The series of reforms initiated by the Modi government like demonetisation and the Good and Services Tax (GST) has put the Indian economy on a “far more stronger track”, Union Finance Minister ArunJaitley on Tuesday said.
“These are institutional reforms. These are structural changes. And these structural changes, I think have put the Indian economy on a far more sound track so that we can look forward for a much cleaner much bigger India economy in the days and years to come,” Mr.Jaitley said, addressing the students of the Columbia University in New York.
Mr.Jaitley, who is on a week-long visit to the U.S. to attend the annual meetings of the International Monetary Fund and World Bank, said, “Some of these steps, the demonetisation, the GST because the GST could lead to de-stocking of existing stocks can have for a quarter or so a transient impact on manufacturing. But in the long run, these are institutional reforms and structural changes”.
Referring to the series of economic reforms that India has undertaken since 1991, Mr.Jaitley said the Indian model now seems to be emerging.
“Even as the Indian economic reforms started a few decades late, the direction that India followed is probably the direction that helped the country considerably. And therefore, any form of debate, discussion or suggestions to go back to more regulation, to go back to stricter controls, not to integrate itself, I think, we are in the process of dispelling any notion of that kind,” he said.
Mr.Jaitley said there is a consensus on reforms in India. He said the government convinced people that domestic investment is grossly inadequate.
“Our doors were too narrow. Our limits did not allow them. The second hurdle was even when we allowed them, between the decision to start businesses in India and the eventual commencement of business. You could spend years and years before you got to your permissions,” he said.

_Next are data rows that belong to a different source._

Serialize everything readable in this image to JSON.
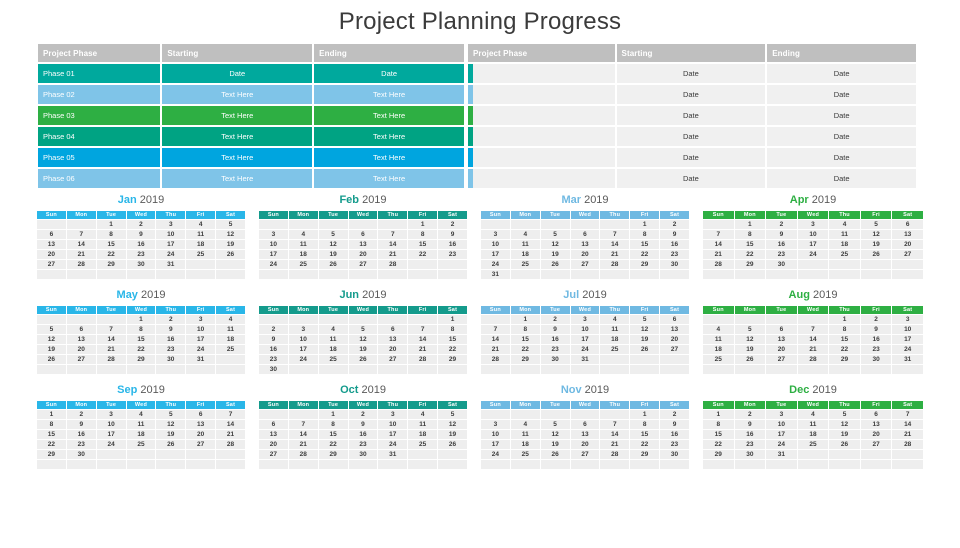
{
  "title": "Project Planning Progress",
  "colors": {
    "header_gray": "#bfbfbf",
    "teal": "#00a99d",
    "light_blue": "#7fc4e8",
    "green": "#2eaf43",
    "cyan": "#00a5df",
    "cell_gray": "#f0f0f0"
  },
  "tables": {
    "left": {
      "headers": [
        "Project Phase",
        "Starting",
        "Ending"
      ],
      "rows": [
        {
          "phase": "Phase 01",
          "starting": "Date",
          "ending": "Date",
          "color": "#00a99d"
        },
        {
          "phase": "Phase 02",
          "starting": "Text Here",
          "ending": "Text Here",
          "color": "#7fc4e8"
        },
        {
          "phase": "Phase 03",
          "starting": "Text Here",
          "ending": "Text Here",
          "color": "#2eaf43"
        },
        {
          "phase": "Phase 04",
          "starting": "Text Here",
          "ending": "Text Here",
          "color": "#00a383"
        },
        {
          "phase": "Phase 05",
          "starting": "Text Here",
          "ending": "Text Here",
          "color": "#00a5df"
        },
        {
          "phase": "Phase 06",
          "starting": "Text Here",
          "ending": "Text Here",
          "color": "#7fc4e8"
        }
      ]
    },
    "right": {
      "headers": [
        "Project Phase",
        "Starting",
        "Ending"
      ],
      "rows": [
        {
          "phase": "",
          "starting": "Date",
          "ending": "Date",
          "color": "#00a99d"
        },
        {
          "phase": "",
          "starting": "Date",
          "ending": "Date",
          "color": "#7fc4e8"
        },
        {
          "phase": "",
          "starting": "Date",
          "ending": "Date",
          "color": "#2eaf43"
        },
        {
          "phase": "",
          "starting": "Date",
          "ending": "Date",
          "color": "#00a383"
        },
        {
          "phase": "",
          "starting": "Date",
          "ending": "Date",
          "color": "#00a5df"
        },
        {
          "phase": "",
          "starting": "Date",
          "ending": "Date",
          "color": "#7fc4e8"
        }
      ]
    }
  },
  "calendar": {
    "year": "2019",
    "weekdays": [
      "Sun",
      "Mon",
      "Tue",
      "Wed",
      "Thu",
      "Fri",
      "Sat"
    ],
    "months": [
      {
        "name": "Jan",
        "color": "#29b6e8",
        "start": 2,
        "days": 31
      },
      {
        "name": "Feb",
        "color": "#149b8c",
        "start": 5,
        "days": 28
      },
      {
        "name": "Mar",
        "color": "#6fb9e2",
        "start": 5,
        "days": 31
      },
      {
        "name": "Apr",
        "color": "#2eaf43",
        "start": 1,
        "days": 30
      },
      {
        "name": "May",
        "color": "#29b6e8",
        "start": 3,
        "days": 31
      },
      {
        "name": "Jun",
        "color": "#149b8c",
        "start": 6,
        "days": 30
      },
      {
        "name": "Jul",
        "color": "#6fb9e2",
        "start": 1,
        "days": 31
      },
      {
        "name": "Aug",
        "color": "#2eaf43",
        "start": 4,
        "days": 31
      },
      {
        "name": "Sep",
        "color": "#29b6e8",
        "start": 0,
        "days": 30
      },
      {
        "name": "Oct",
        "color": "#149b8c",
        "start": 2,
        "days": 31
      },
      {
        "name": "Nov",
        "color": "#6fb9e2",
        "start": 5,
        "days": 30
      },
      {
        "name": "Dec",
        "color": "#2eaf43",
        "start": 0,
        "days": 31
      }
    ]
  }
}
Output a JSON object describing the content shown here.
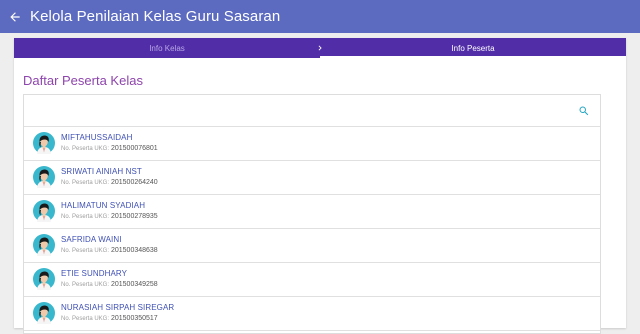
{
  "appbar": {
    "title": "Kelola Penilaian Kelas Guru Sasaran",
    "back_icon": "arrow-left-icon"
  },
  "tabs": [
    {
      "label": "Info Kelas",
      "active": false
    },
    {
      "label": "Info Peserta",
      "active": true
    }
  ],
  "section_title": "Daftar Peserta Kelas",
  "search": {
    "icon": "search-icon"
  },
  "participant_label": "No. Peserta UKG:",
  "participants": [
    {
      "name": "MIFTAHUSSAIDAH",
      "number": "201500076801"
    },
    {
      "name": "SRIWATI AINIAH NST",
      "number": "201500264240"
    },
    {
      "name": "HALIMATUN SYADIAH",
      "number": "201500278935"
    },
    {
      "name": "SAFRIDA WAINI",
      "number": "201500348638"
    },
    {
      "name": "ETIE SUNDHARY",
      "number": "201500349258"
    },
    {
      "name": "NURASIAH SIRPAH SIREGAR",
      "number": "201500350517"
    }
  ],
  "colors": {
    "appbar": "#5c6bc0",
    "tabbar": "#512da8",
    "section_title": "#8e44ad",
    "name": "#3f51b5"
  }
}
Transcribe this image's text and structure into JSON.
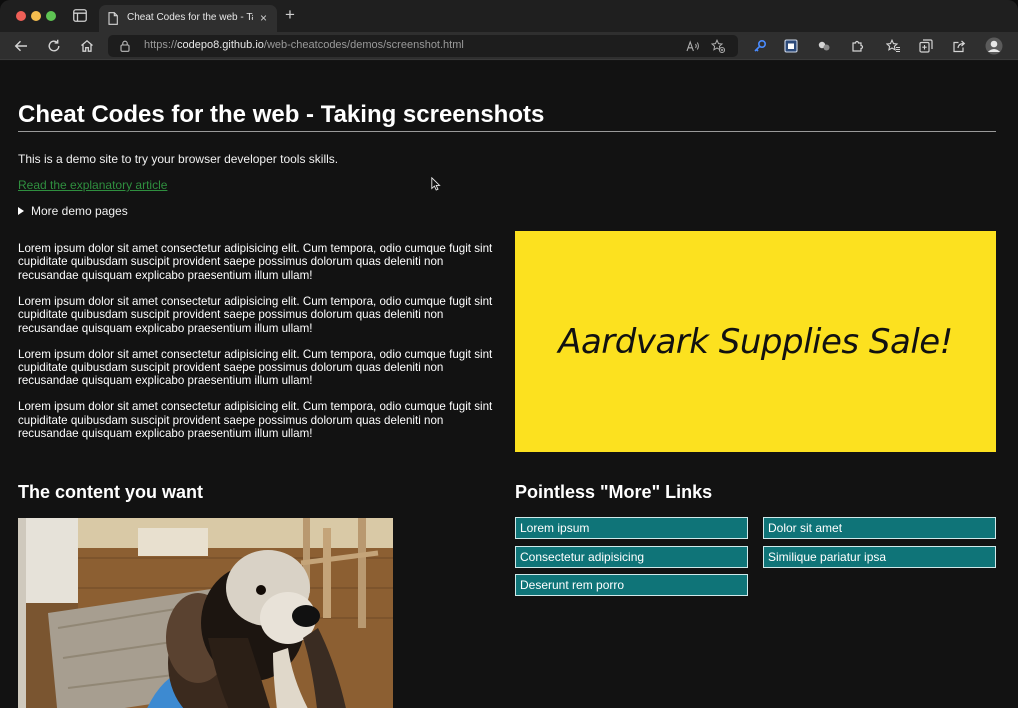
{
  "browser": {
    "tab_title": "Cheat Codes for the web - Taking screenshots",
    "tab_close": "×",
    "new_tab": "+",
    "url_prefix": "https://",
    "url_host": "codepo8.github.io",
    "url_path": "/web-cheatcodes/demos/screenshot.html"
  },
  "page": {
    "title": "Cheat Codes for the web - Taking screenshots",
    "intro": "This is a demo site to try your browser developer tools skills.",
    "article_link": "Read the explanatory article",
    "more_demo_pages": "More demo pages",
    "paragraphs": [
      "Lorem ipsum dolor sit amet consectetur adipisicing elit. Cum tempora, odio cumque fugit sint cupiditate quibusdam suscipit provident saepe possimus dolorum quas deleniti non recusandae quisquam explicabo praesentium illum ullam!",
      "Lorem ipsum dolor sit amet consectetur adipisicing elit. Cum tempora, odio cumque fugit sint cupiditate quibusdam suscipit provident saepe possimus dolorum quas deleniti non recusandae quisquam explicabo praesentium illum ullam!",
      "Lorem ipsum dolor sit amet consectetur adipisicing elit. Cum tempora, odio cumque fugit sint cupiditate quibusdam suscipit provident saepe possimus dolorum quas deleniti non recusandae quisquam explicabo praesentium illum ullam!",
      "Lorem ipsum dolor sit amet consectetur adipisicing elit. Cum tempora, odio cumque fugit sint cupiditate quibusdam suscipit provident saepe possimus dolorum quas deleniti non recusandae quisquam explicabo praesentium illum ullam!"
    ],
    "ad_text": "Aardvark Supplies Sale!",
    "content_heading": "The content you want",
    "links_heading": "Pointless \"More\" Links",
    "more_links": [
      "Lorem ipsum",
      "Dolor sit amet",
      "Consectetur adipisicing",
      "Similique pariatur ipsa",
      "Deserunt rem porro"
    ]
  },
  "colors": {
    "ad_background": "#fce11f",
    "link_button": "#0f7478",
    "article_link": "#2f8f3f"
  }
}
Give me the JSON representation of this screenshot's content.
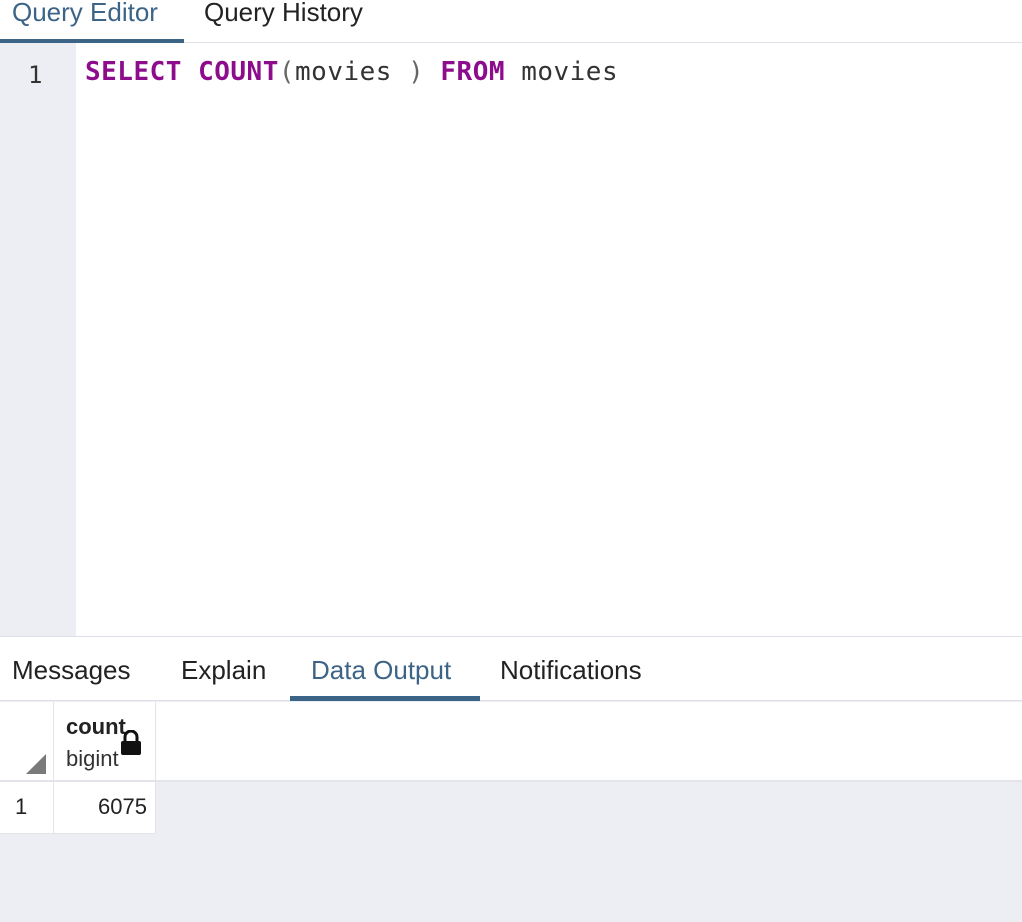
{
  "top_tabs": [
    {
      "label": "Query Editor",
      "active": true
    },
    {
      "label": "Query History",
      "active": false
    }
  ],
  "editor": {
    "line_number": "1",
    "tokens": {
      "select": "SELECT",
      "count": "COUNT",
      "paren_open": "(",
      "arg": "movies",
      "paren_close": " )",
      "from": "FROM",
      "table": "movies"
    }
  },
  "bottom_tabs": [
    {
      "label": "Messages",
      "active": false
    },
    {
      "label": "Explain",
      "active": false
    },
    {
      "label": "Data Output",
      "active": true
    },
    {
      "label": "Notifications",
      "active": false
    }
  ],
  "grid": {
    "columns": [
      {
        "name": "count",
        "type": "bigint",
        "icon": "lock-icon"
      }
    ],
    "rows": [
      {
        "num": "1",
        "values": [
          "6075"
        ]
      }
    ]
  },
  "colors": {
    "accent": "#3c6487",
    "keyword": "#8d0c8c",
    "gutter": "#eceef3"
  }
}
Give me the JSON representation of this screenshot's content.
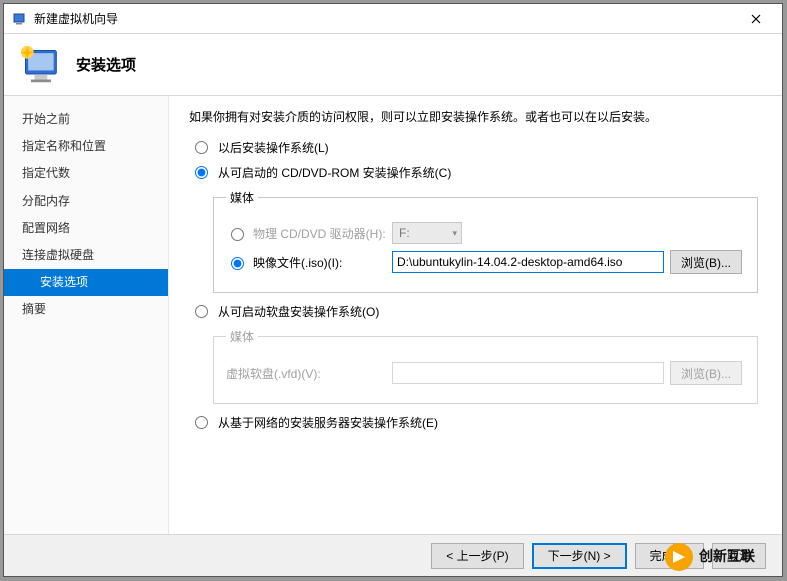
{
  "window": {
    "title": "新建虚拟机向导"
  },
  "header": {
    "heading": "安装选项"
  },
  "sidebar": {
    "items": [
      {
        "label": "开始之前"
      },
      {
        "label": "指定名称和位置"
      },
      {
        "label": "指定代数"
      },
      {
        "label": "分配内存"
      },
      {
        "label": "配置网络"
      },
      {
        "label": "连接虚拟硬盘"
      },
      {
        "label": "安装选项"
      },
      {
        "label": "摘要"
      }
    ],
    "active_index": 6
  },
  "content": {
    "intro": "如果你拥有对安装介质的访问权限，则可以立即安装操作系统。或者也可以在以后安装。",
    "options": {
      "later": {
        "label": "以后安装操作系统(L)",
        "checked": false
      },
      "cddvd": {
        "label": "从可启动的 CD/DVD-ROM 安装操作系统(C)",
        "checked": true
      },
      "floppy": {
        "label": "从可启动软盘安装操作系统(O)",
        "checked": false
      },
      "network": {
        "label": "从基于网络的安装服务器安装操作系统(E)",
        "checked": false
      }
    },
    "media_cddvd": {
      "legend": "媒体",
      "physical": {
        "label": "物理 CD/DVD 驱动器(H):",
        "checked": false,
        "drive": "F:"
      },
      "iso": {
        "label": "映像文件(.iso)(I):",
        "checked": true,
        "path": "D:\\ubuntukylin-14.04.2-desktop-amd64.iso"
      },
      "browse": "浏览(B)..."
    },
    "media_floppy": {
      "legend": "媒体",
      "vfd_label": "虚拟软盘(.vfd)(V):",
      "vfd_path": "",
      "browse": "浏览(B)..."
    }
  },
  "footer": {
    "prev": "< 上一步(P)",
    "next": "下一步(N) >",
    "finish": "完成(F)",
    "cancel": "取消"
  },
  "watermark": "创新互联"
}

“India has opened up in sectors where there was a scope for opening up. And not in a single case the government faced a protest,” he said.